Common Sense (Chapter 1)
Our modern “common sense” of how the world works is different now than when the Bible was written. This is part of who we are — and we need a faith that doesn’t ask us to deny this.
Simply put, how we explain our faith must make sense to us. (This “explanation” is not the same as our faith — see chapter 8.) Yes, we can do this — in fact, we must do this.
We can speak of God without abandoning modern science (see chapter 11), and we do not have to conform our understanding of the world to someone else’s narrow interpretation of the Bible.
The Bible (Chapter 2)
If we are to be true to our selves and our understanding — how do we deal with this strange and beautiful and ancient book, the Bible?
We are people of the Book — it is the source of our religious truths. But to treat it as all literally true is neither sensible, nor faithful to the Bible (which expresses different opinions in different places), nor faithful to Jesus of Nazareth (whose teaching we claim to follow even when they disagree with other passages).
Nor is it faithful to God. Only God can be perfect. To treat as “perfect” anything written by humans like you and me is not only foolish — it is idolatry.
The God Who Goes “Zap” (Chapter 3)
Some would have us believe in a God who controls everything that happens — a God who goes “zap” into the events of this world to make them turn out a certain way. But this view can’t survive acknowledgment of the pain and suffering in the world around us — not if we are honest with ourselves.
Such a view of God does not fit with our common sense. And it does not fit with our faith in a loving God.
If we make ourselves confront even a small portion of the vast misery on this earth, we cannot escape this: there is suffering in the world for which there is no good reason and no good purpose.

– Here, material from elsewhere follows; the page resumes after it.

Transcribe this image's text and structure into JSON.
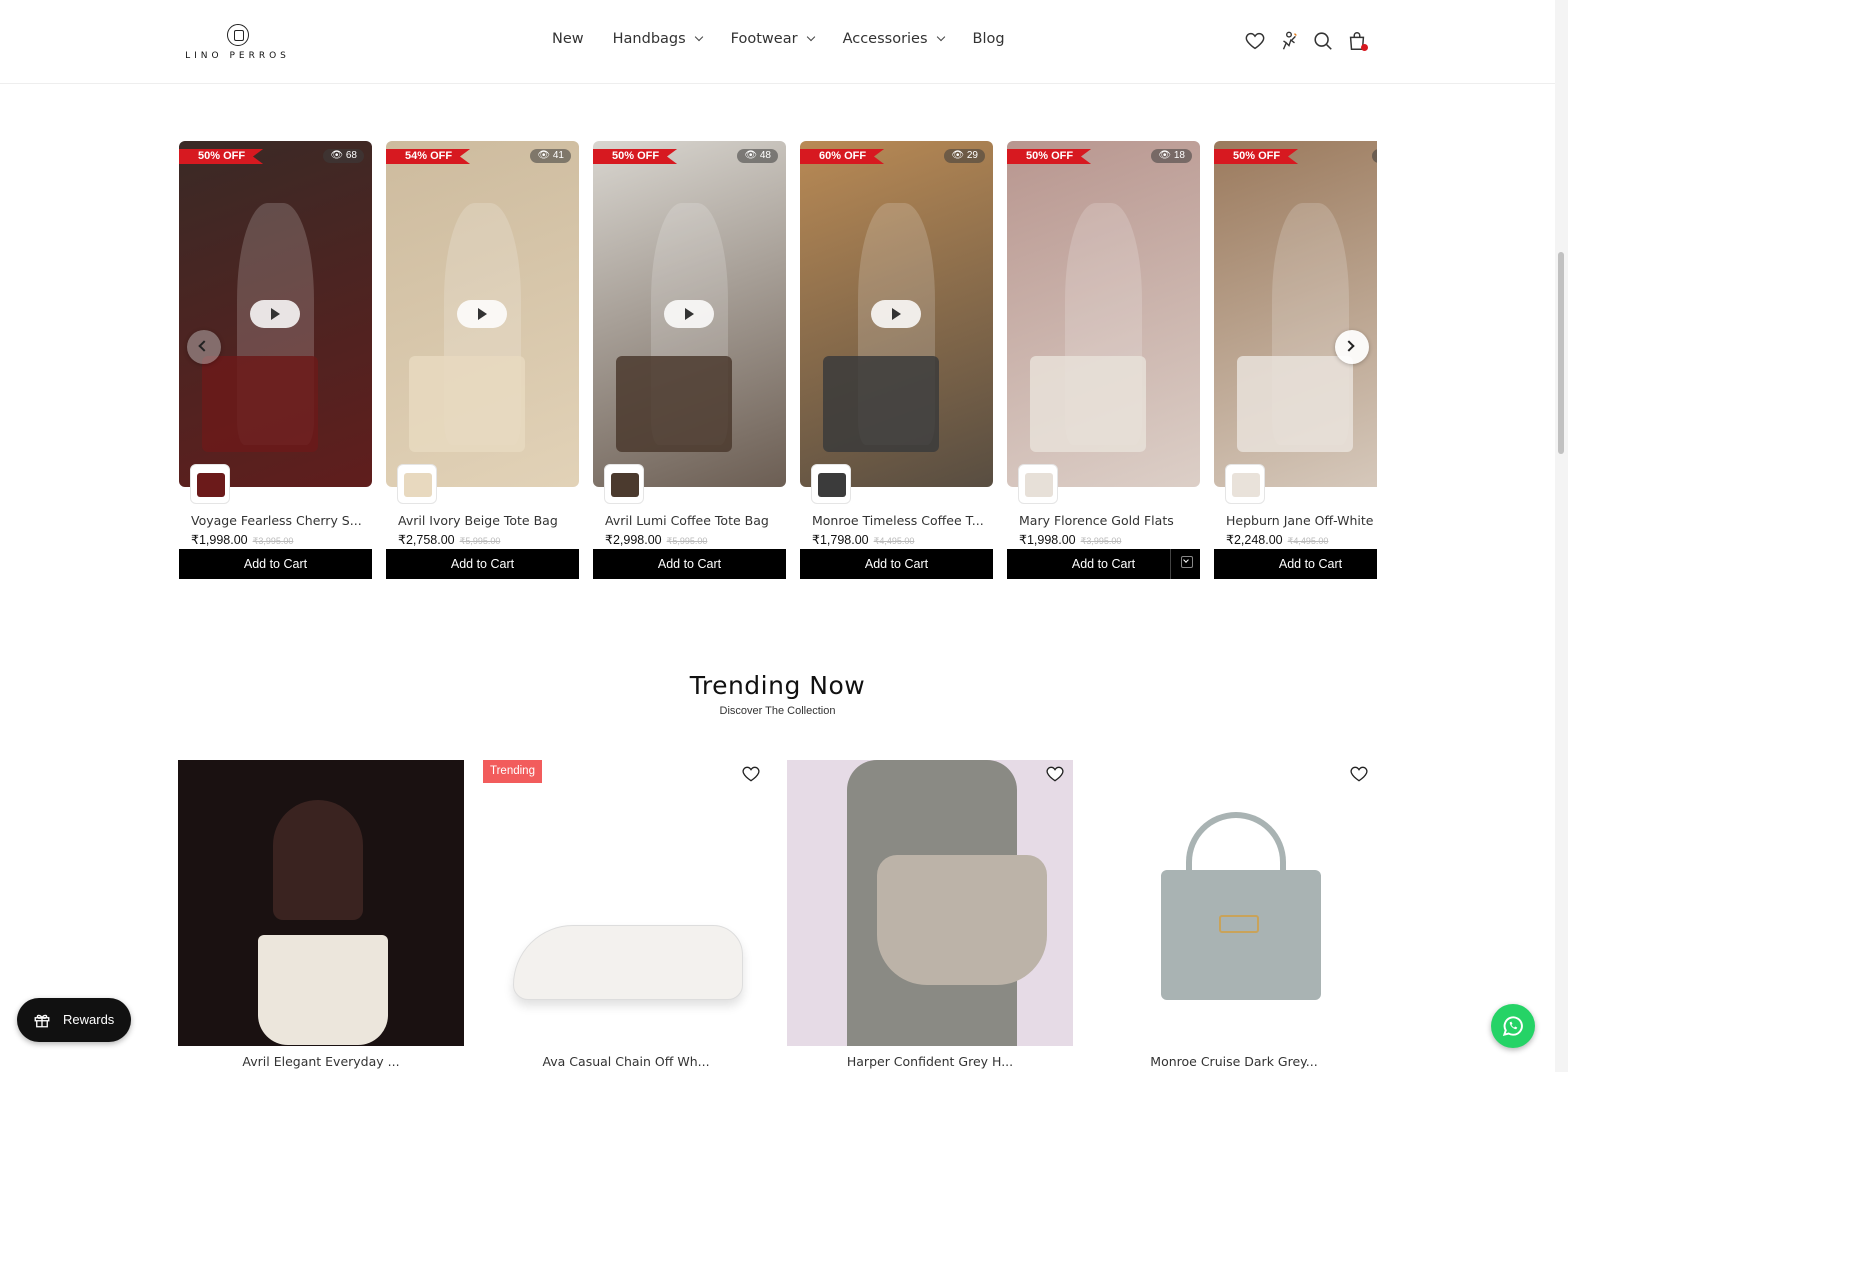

We can’t say that God causes this suffering for some mysterious greater good. The God of Jesus Christ doesn’t work this way. We do not worship some calculating, small-time pagan deity who accomplishes an unknown good only by inflicting pain on the innocent. And it doesn’t suffice to allude to the grandeur and majesty of God. Poetic renderings of God, as beautiful as they are, cannot justify the suffering of one innocent child here where we all live, in the shadow of the valley of death.
Job’s famous response — humbling himself in the face of grand and poetic divine boasting — was a cop-out, pure and simple. [Click here or below to read more about Job’s inadequate response in the face of suffering.]
Miracles and Religious Significance (Chapter 4)
If we cannot believe in a God who goes “zap”, then what do we do with the miracles in the Bible?
Jesus most likely performed faith healings. But he also rejected the demand for a sign from him. Remember — the “sign of Jonah” was Jonah’s preaching alone. Jesus said that what matters was his message about God, his message about how to live — not the sideshow of “miracles.”
As for us — if we don’t believe that God goes “zap,” then miracles just can’t have religious significance for us. After all, if you saw someone today walking across a river near you, you would think it puzzling. You might want to find out how it was done. But you wouldn’t chase after this person and ask how to live or how to pray. It wouldn’t have that kind of meaning for you.
Can This be Christian? Can this way of approaching God, and the Bible, and the miracles — as sensible as it seems — fit with the Christian faith?
Click here to go to “Can This Be Christian?”>>
Click here to read more about Job’s cop-out in the face of suffering>